I was happy to comply, and promptly invented stories full of imaginary creatures in elaborate plots intended to convey some important lesson about patience or hard work or being kind to others.
But my daughter was not pleased. She had very particular ideas about what her bedtime stories should be about. She wanted stories about a little girl planning a birthday party. A human girl. A human girl about her age. And what fascinated her were the mundane details: the theme for the party, the location, who was invited, and (most importantly) what they had for dessert.
It turns out my daughter is not alone. Her passion for birthday party stories, in particular, may be somewhat idiosyncratic, but children often prefer the factual over the fantastical. And a growing body of work suggests that when it comes to storybooks, they also learn better from stories that are realistic. For example, preschool-aged children are more likely to learn new facts about animals when the animals are portrayed realistically as opposed to anthropomorphically, and they're more likely to apply the solution to a problem presented in a storybook to a new scenario when the storybook involves real people (as opposed to fictional characters) and a realistic plot (as opposed to a space adventure).

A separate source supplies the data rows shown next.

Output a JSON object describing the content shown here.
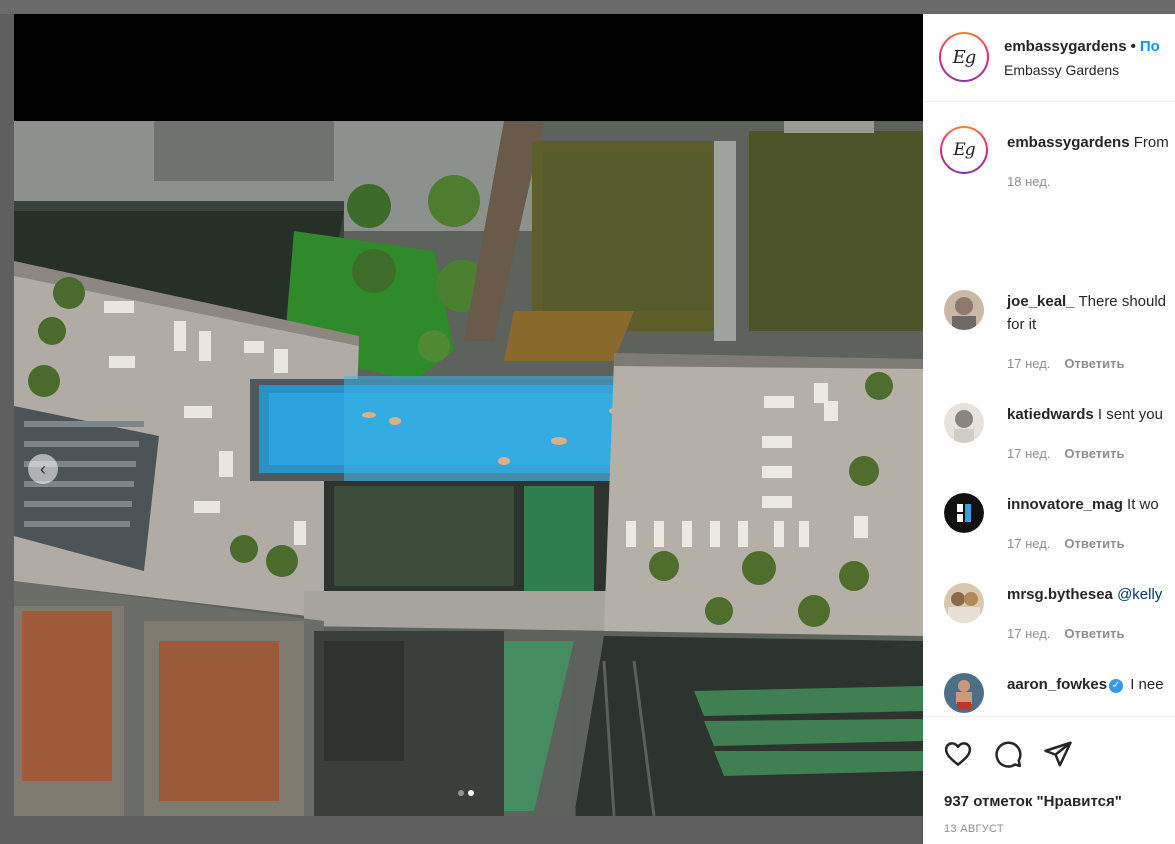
{
  "post": {
    "account": {
      "username": "embassygardens",
      "separator": "•",
      "follow_label": "По",
      "location": "Embassy Gardens",
      "logo_text": "Eg"
    },
    "caption": {
      "username": "embassygardens",
      "text": "From",
      "time": "18 нед."
    },
    "comments": [
      {
        "username": "joe_keal_",
        "text": "There should",
        "text_line2": "for it",
        "time": "17 нед.",
        "reply_label": "Ответить",
        "verified": false
      },
      {
        "username": "katiedwards",
        "text": "I sent you",
        "time": "17 нед.",
        "reply_label": "Ответить",
        "verified": false
      },
      {
        "username": "innovatore_mag",
        "text": "It wo",
        "time": "17 нед.",
        "reply_label": "Ответить",
        "verified": false
      },
      {
        "username": "mrsg.bythesea",
        "text": "@kelly",
        "time": "17 нед.",
        "reply_label": "Ответить",
        "verified": false
      },
      {
        "username": "aaron_fowkes",
        "text": "I nee",
        "verified": true,
        "verified_mark": "✓"
      }
    ],
    "likes_text": "937 отметок \"Нравится\"",
    "date_text": "13 АВГУСТ",
    "carousel": {
      "prev_icon": "chevron-left-icon",
      "total_slides": 2,
      "active_slide": 2
    },
    "icons": [
      "heart-icon",
      "comment-icon",
      "share-icon"
    ]
  }
}
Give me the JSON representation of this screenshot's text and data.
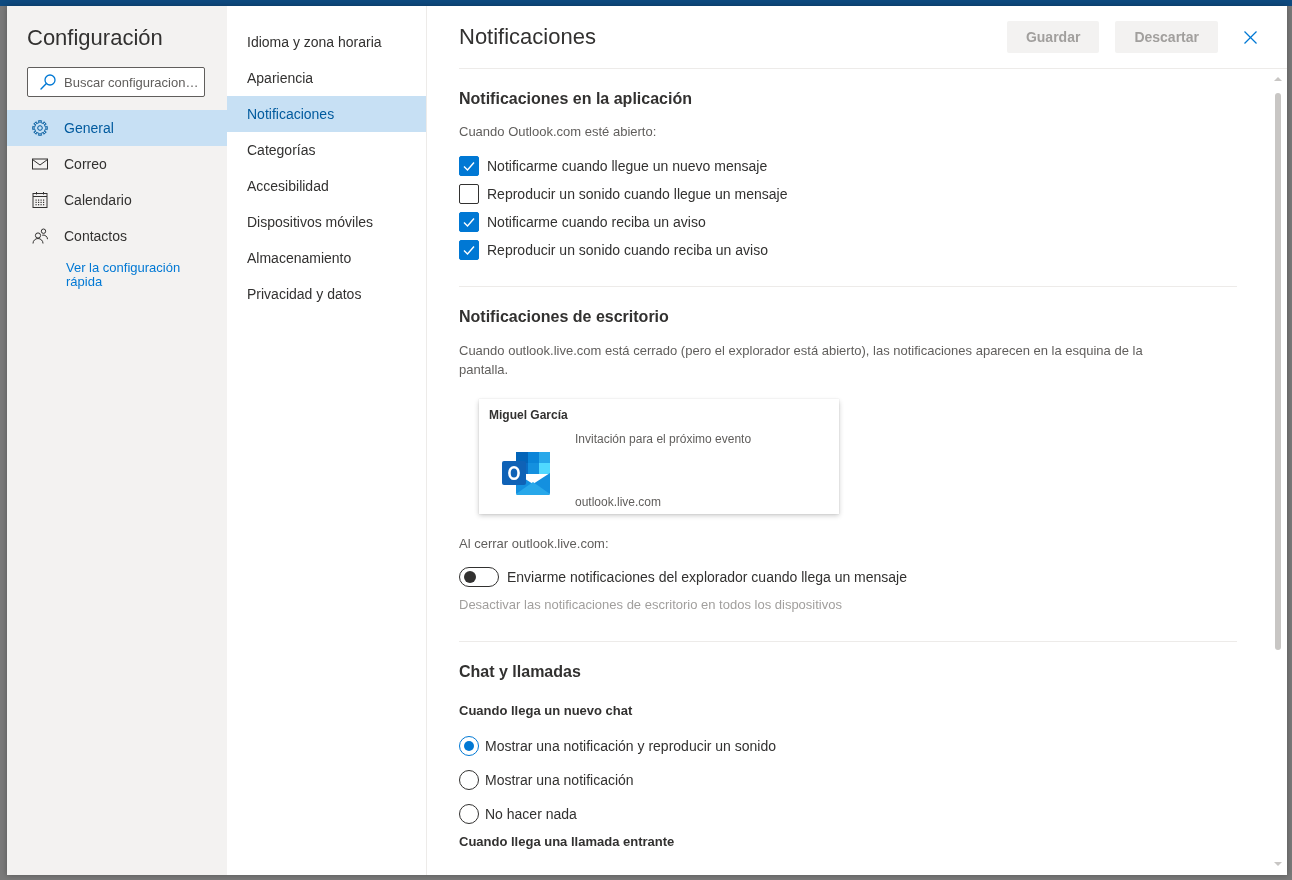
{
  "window": {
    "title": "Configuración"
  },
  "search": {
    "placeholder": "Buscar configuracion…"
  },
  "sidebar": {
    "items": [
      {
        "label": "General",
        "selected": true
      },
      {
        "label": "Correo",
        "selected": false
      },
      {
        "label": "Calendario",
        "selected": false
      },
      {
        "label": "Contactos",
        "selected": false
      }
    ],
    "link": "Ver la configuración rápida"
  },
  "categories": {
    "items": [
      {
        "label": "Idioma y zona horaria",
        "selected": false
      },
      {
        "label": "Apariencia",
        "selected": false
      },
      {
        "label": "Notificaciones",
        "selected": true
      },
      {
        "label": "Categorías",
        "selected": false
      },
      {
        "label": "Accesibilidad",
        "selected": false
      },
      {
        "label": "Dispositivos móviles",
        "selected": false
      },
      {
        "label": "Almacenamiento",
        "selected": false
      },
      {
        "label": "Privacidad y datos",
        "selected": false
      }
    ]
  },
  "panel": {
    "title": "Notificaciones",
    "buttons": [
      {
        "label": "Guardar",
        "disabled": true
      },
      {
        "label": "Descartar",
        "disabled": true
      }
    ]
  },
  "in_app": {
    "title": "Notificaciones en la aplicación",
    "intro": "Cuando Outlook.com esté abierto:",
    "checkboxes": [
      {
        "label": "Notificarme cuando llegue un nuevo mensaje",
        "checked": true
      },
      {
        "label": "Reproducir un sonido cuando llegue un mensaje",
        "checked": false
      },
      {
        "label": "Notificarme cuando reciba un aviso",
        "checked": true
      },
      {
        "label": "Reproducir un sonido cuando reciba un aviso",
        "checked": true
      }
    ]
  },
  "desktop": {
    "title": "Notificaciones de escritorio",
    "description": "Cuando outlook.live.com está cerrado (pero el explorador está abierto), las notificaciones aparecen en la esquina de la pantalla.",
    "preview": {
      "sender": "Miguel García",
      "message": "Invitación para el próximo evento",
      "source": "outlook.live.com"
    },
    "closed_label": "Al cerrar outlook.live.com:",
    "toggle": {
      "label": "Enviarme notificaciones del explorador cuando llega un mensaje",
      "on": false
    },
    "link": {
      "label": "Desactivar las notificaciones de escritorio en todos los dispositivos",
      "disabled": true
    }
  },
  "chat_calls": {
    "title": "Chat y llamadas",
    "groups": [
      {
        "heading": "Cuando llega un nuevo chat",
        "options": [
          {
            "label": "Mostrar una notificación y reproducir un sonido",
            "selected": true
          },
          {
            "label": "Mostrar una notificación",
            "selected": false
          },
          {
            "label": "No hacer nada",
            "selected": false
          }
        ]
      },
      {
        "heading": "Cuando llega una llamada entrante"
      }
    ]
  }
}
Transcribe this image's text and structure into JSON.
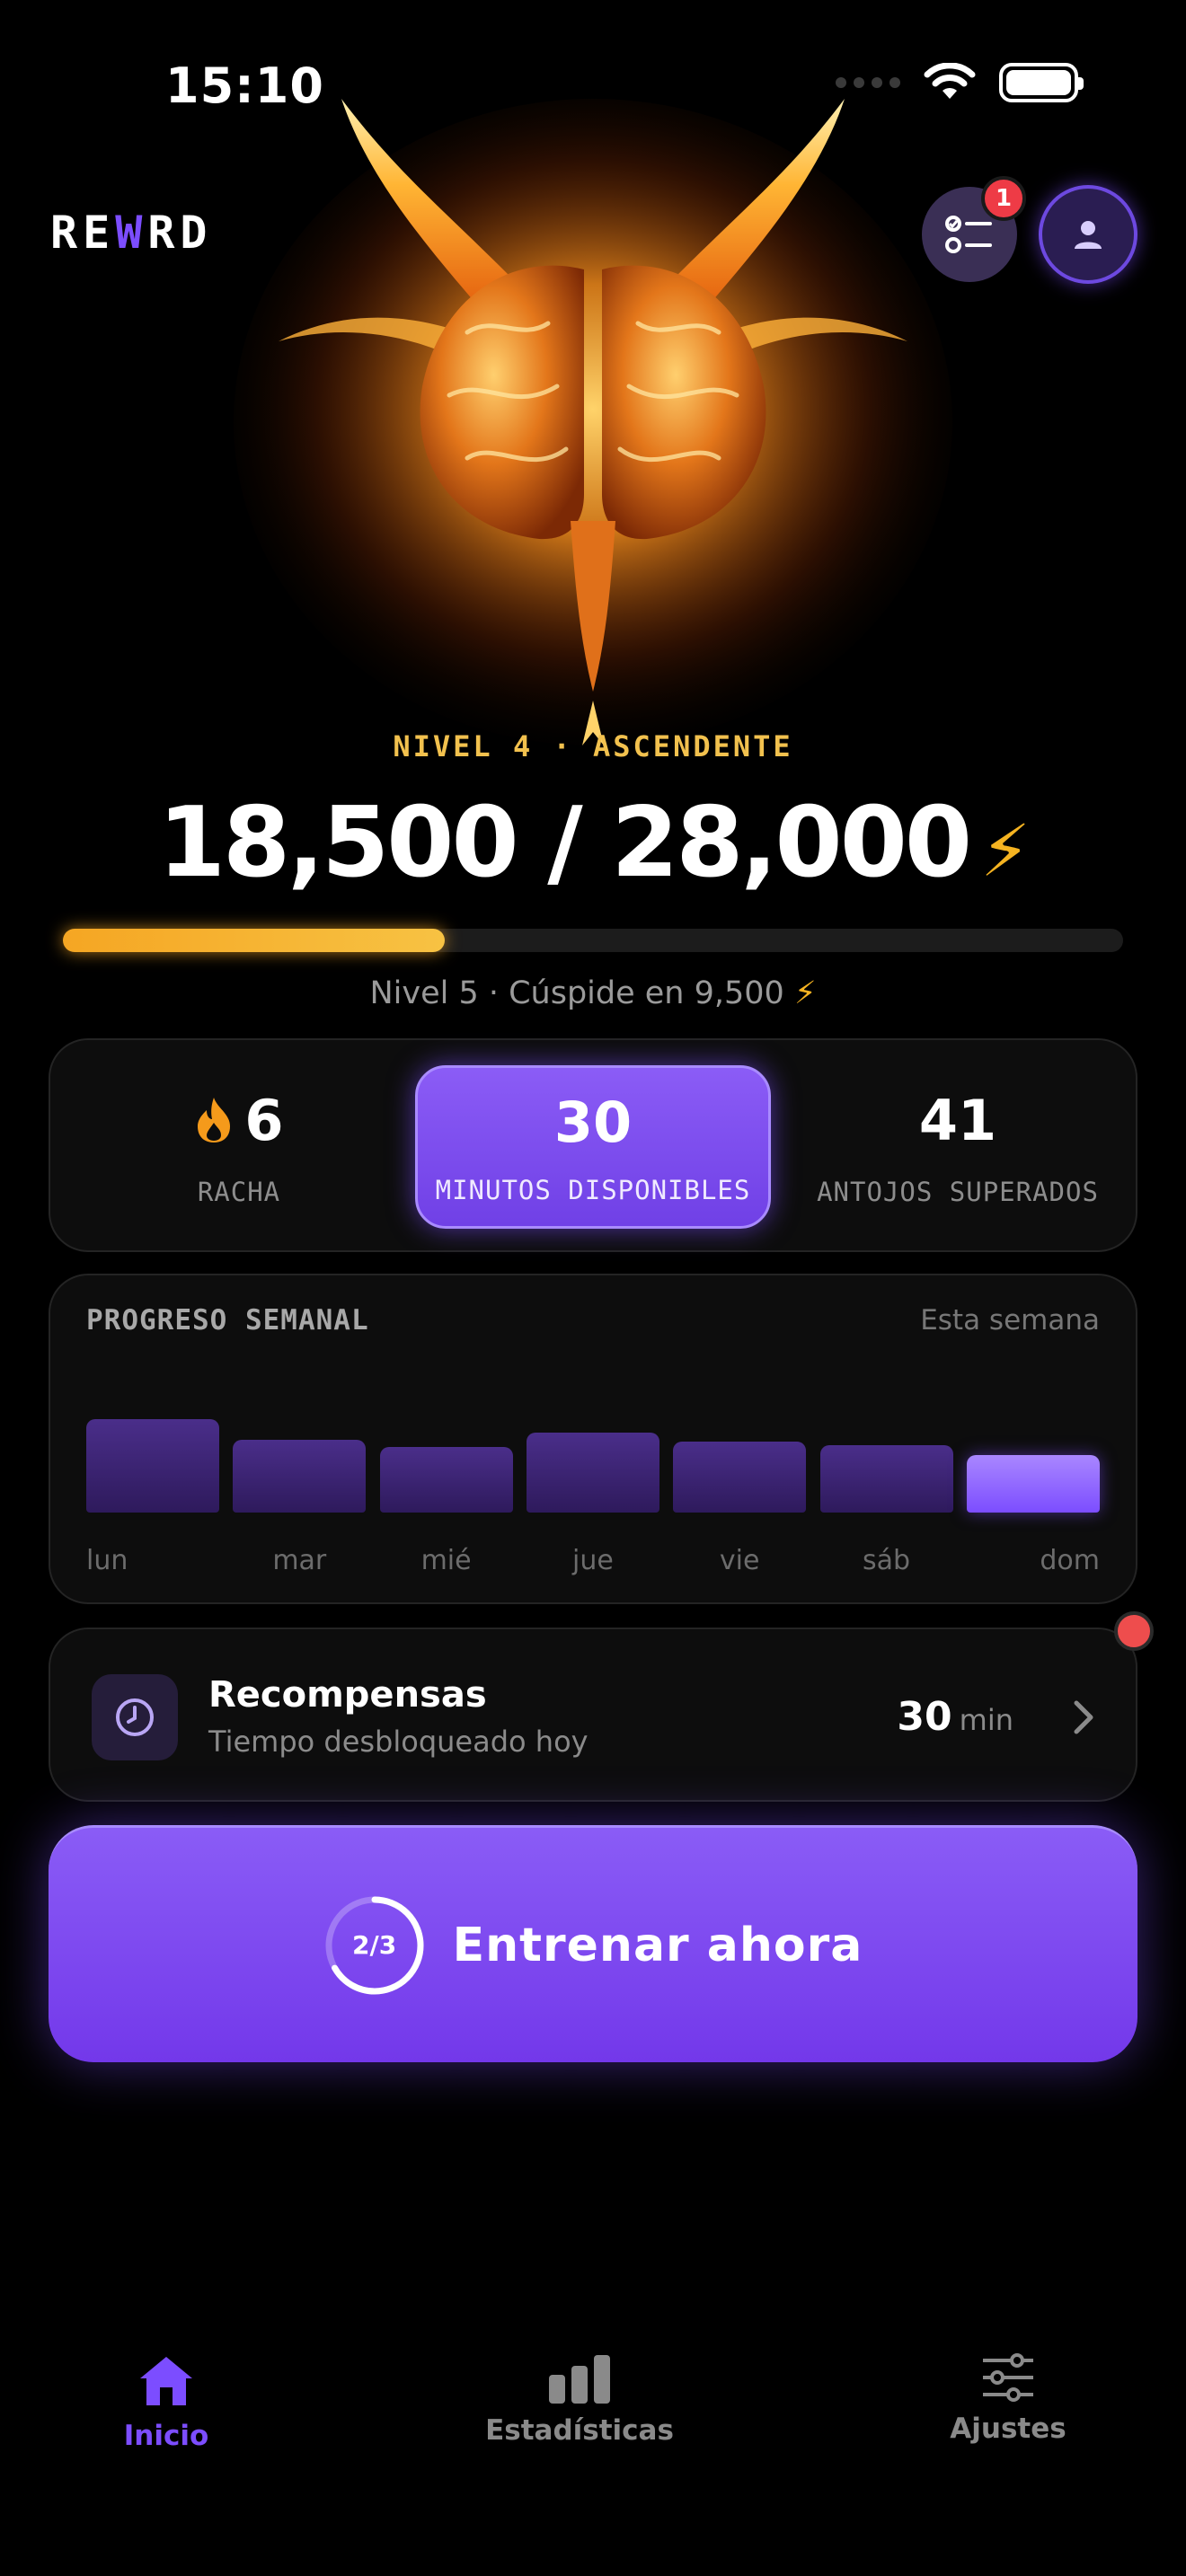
{
  "status_bar": {
    "time": "15:10"
  },
  "header": {
    "logo_prefix": "RE",
    "logo_accent": "W",
    "logo_suffix": "RD",
    "tasks_badge": "1"
  },
  "hero": {
    "level_label": "NIVEL 4 · ASCENDENTE",
    "xp_text": "18,500 / 28,000",
    "bolt": "⚡",
    "progress_fraction": 0.36,
    "next_level_text": "Nivel 5 · Cúspide en 9,500"
  },
  "stats": {
    "streak_value": "6",
    "streak_label": "RACHA",
    "minutes_value": "30",
    "minutes_label": "MINUTOS DISPONIBLES",
    "cravings_value": "41",
    "cravings_label": "ANTOJOS SUPERADOS"
  },
  "weekly": {
    "title": "PROGRESO SEMANAL",
    "subtitle": "Esta semana",
    "days": [
      "lun",
      "mar",
      "mié",
      "jue",
      "vie",
      "sáb",
      "dom"
    ],
    "levels": [
      1.0,
      0.78,
      0.7,
      0.86,
      0.76,
      0.72,
      0.62
    ],
    "active_index": 6
  },
  "rewards": {
    "title": "Recompensas",
    "subtitle": "Tiempo desbloqueado hoy",
    "value": "30",
    "unit": "min"
  },
  "cta": {
    "progress_text": "2/3",
    "progress_fraction": 0.667,
    "label": "Entrenar ahora"
  },
  "nav": {
    "home": "Inicio",
    "stats": "Estadísticas",
    "settings": "Ajustes"
  },
  "colors": {
    "accent": "#7c4dff",
    "gold": "#f5a623",
    "badge": "#ee3b46"
  }
}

A new study by Nicole Larson, Kang Lee, and Patricia Ganea, forthcoming in the journal Developmental Science, reveals that learning about good behavior is no exception. When children read a realistic storybook about humans who shared, they were more likely to do so themselves.